Not statistically different means that from the size and sample of this set of data, it cannot be concluded with high confidence that the differences in GDP growth rates are caused by the differences in debt levels.  But, it doesn’t rule it out either.

If anything, the analysis still provides directional support that debt may hurt, rather than help.

Personally, I’m not a fan of GDP. I explain why herehere and here. Basically, it’s because GDP treats an expense like an income.

The golden rule of liberty

In discussions about what government ought to do, rarely does one consider:

What if I’m wrong?

If there’s a chance that your policy causes more harm than good, or even any harm, shouldn’t you be more concerned? 

Good intentions and the gotta-do-something attitude are often accepted as valid justification for causing harm, but I think that’s a mistake.

If I’m walking by someone on the street who is having a heart attack, I could attempt to perform open-heart surgery. That would cause him more harm since I have no medical experience. Even though I had good intentions and a gotta-do-something attitude, most people wouldn’t give me a pass for with that reasoning.

Yet, we let so many people and politicians get by on that reasoning when it comes to public policy.

I hear proponents of the minimum wage, for example, support their position with a ‘greater good’, cost benefit analysis that sounds like this: Sure, it might make it harder for some to find a job, but it’s worth it if some people get paid more than they otherwise would.

My response: The folks who will have a harder time finding a job want to thank you for making that decision on their behalf.

They usually chuckle and say something like: Well, that’s okay. The ones who get paid more will also thank me.

What amazes me about such exchanges is how blase folks are about making decisions that might harm others, even if their cost-benefit analysis is correct, and how little they care about whether they are right or wrong. They act as if their good intentions gives them a pass for being wrong and causing harm. That’s reckless.

A key reason I appreciate liberty isn’t because I believe the costs (like those in the above example) outweigh the benefits (though I do believe that), it’s because I believe I should be very careful when I’m thinking in terms of who to harm — even if I believe the benefits exceed the costs.

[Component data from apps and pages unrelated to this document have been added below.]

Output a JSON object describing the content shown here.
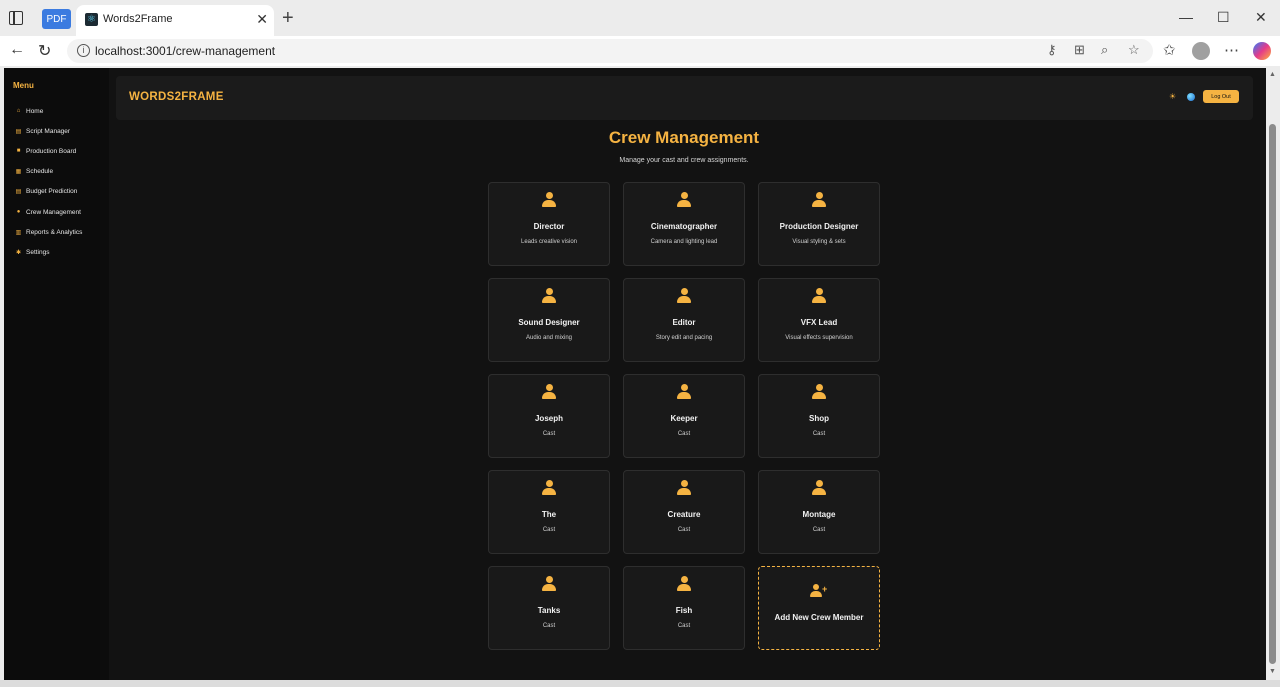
{
  "browser": {
    "pdf_tab": "PDF",
    "tab_title": "Words2Frame",
    "url": "localhost:3001/crew-management"
  },
  "sidebar": {
    "menu_title": "Menu",
    "items": [
      {
        "label": "Home",
        "icon": "home-icon"
      },
      {
        "label": "Script Manager",
        "icon": "document-icon"
      },
      {
        "label": "Production Board",
        "icon": "video-icon"
      },
      {
        "label": "Schedule",
        "icon": "calendar-icon"
      },
      {
        "label": "Budget Prediction",
        "icon": "document-icon"
      },
      {
        "label": "Crew Management",
        "icon": "users-icon"
      },
      {
        "label": "Reports & Analytics",
        "icon": "chart-icon"
      },
      {
        "label": "Settings",
        "icon": "gear-icon"
      }
    ]
  },
  "header": {
    "brand": "WORDS2FRAME",
    "logout_label": "Log Out"
  },
  "main": {
    "title": "Crew Management",
    "subtitle": "Manage your cast and crew assignments.",
    "cards": [
      {
        "name": "Director",
        "desc": "Leads creative vision"
      },
      {
        "name": "Cinematographer",
        "desc": "Camera and lighting lead"
      },
      {
        "name": "Production Designer",
        "desc": "Visual styling & sets"
      },
      {
        "name": "Sound Designer",
        "desc": "Audio and mixing"
      },
      {
        "name": "Editor",
        "desc": "Story edit and pacing"
      },
      {
        "name": "VFX Lead",
        "desc": "Visual effects supervision"
      },
      {
        "name": "Joseph",
        "desc": "Cast"
      },
      {
        "name": "Keeper",
        "desc": "Cast"
      },
      {
        "name": "Shop",
        "desc": "Cast"
      },
      {
        "name": "The",
        "desc": "Cast"
      },
      {
        "name": "Creature",
        "desc": "Cast"
      },
      {
        "name": "Montage",
        "desc": "Cast"
      },
      {
        "name": "Tanks",
        "desc": "Cast"
      },
      {
        "name": "Fish",
        "desc": "Cast"
      }
    ],
    "add_label": "Add New Crew Member"
  },
  "colors": {
    "accent": "#f5b342",
    "background": "#121212",
    "card": "#191919"
  }
}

I don’t like it when others decide it’s okay to harm me for what they think is the greater good, so what entitles me to inflict harm on others? Treat others as you, yourself, would like to be treated.

Few of the reckless greater-do-gooders like it when others decide it’s okay to harm them. Yet, they rarely make the connection that because they don’t like it, maybe they should refrain as much as possible from advocating harming others.

I’m not a fan of society-level cost-benefit analysis, because it separates the analyzers from the direct costs and benefits and makes it too easy to be careless and support the outcome that garners the most favorable agreement with peers.

It’s to easy to say this: I support this because I think we* have to do something. We* just can’t sit by and let these people suffer.

*Of course, by ‘we’, they usually mean others.

It’s not so easy to say: You know, it may be unfortunate, but we all have unfortunate things happen to us and need to make adjustments. Besides, if we do something to help them though government, that just means we’re causing harm to others. Maybe, if we really do believe it is worth it to help them we should open our own checkbook, volunteer our time or start an organization to help them, rather than just make empty declarations.

More Signals v Causes

I came across a couple good examples of confusing signals and causes this week.

1. Does language cause culture? In this case, do languages that “grammatically associate the future and the present, foster future-oriented behavior”? More likely: Language is shaped by culture. Cultures that save for the future evolve words that convey that part of their culture.

2. Does consumption of processed meats shorten life?  More likely: Folks who eat things that have been considered bad for you for the last 50 years also have other unhealthy behaviors that may contribute to shorten lives.

Thanks to the What We Think and Why blog for republishing my earlier Signal v Causes post.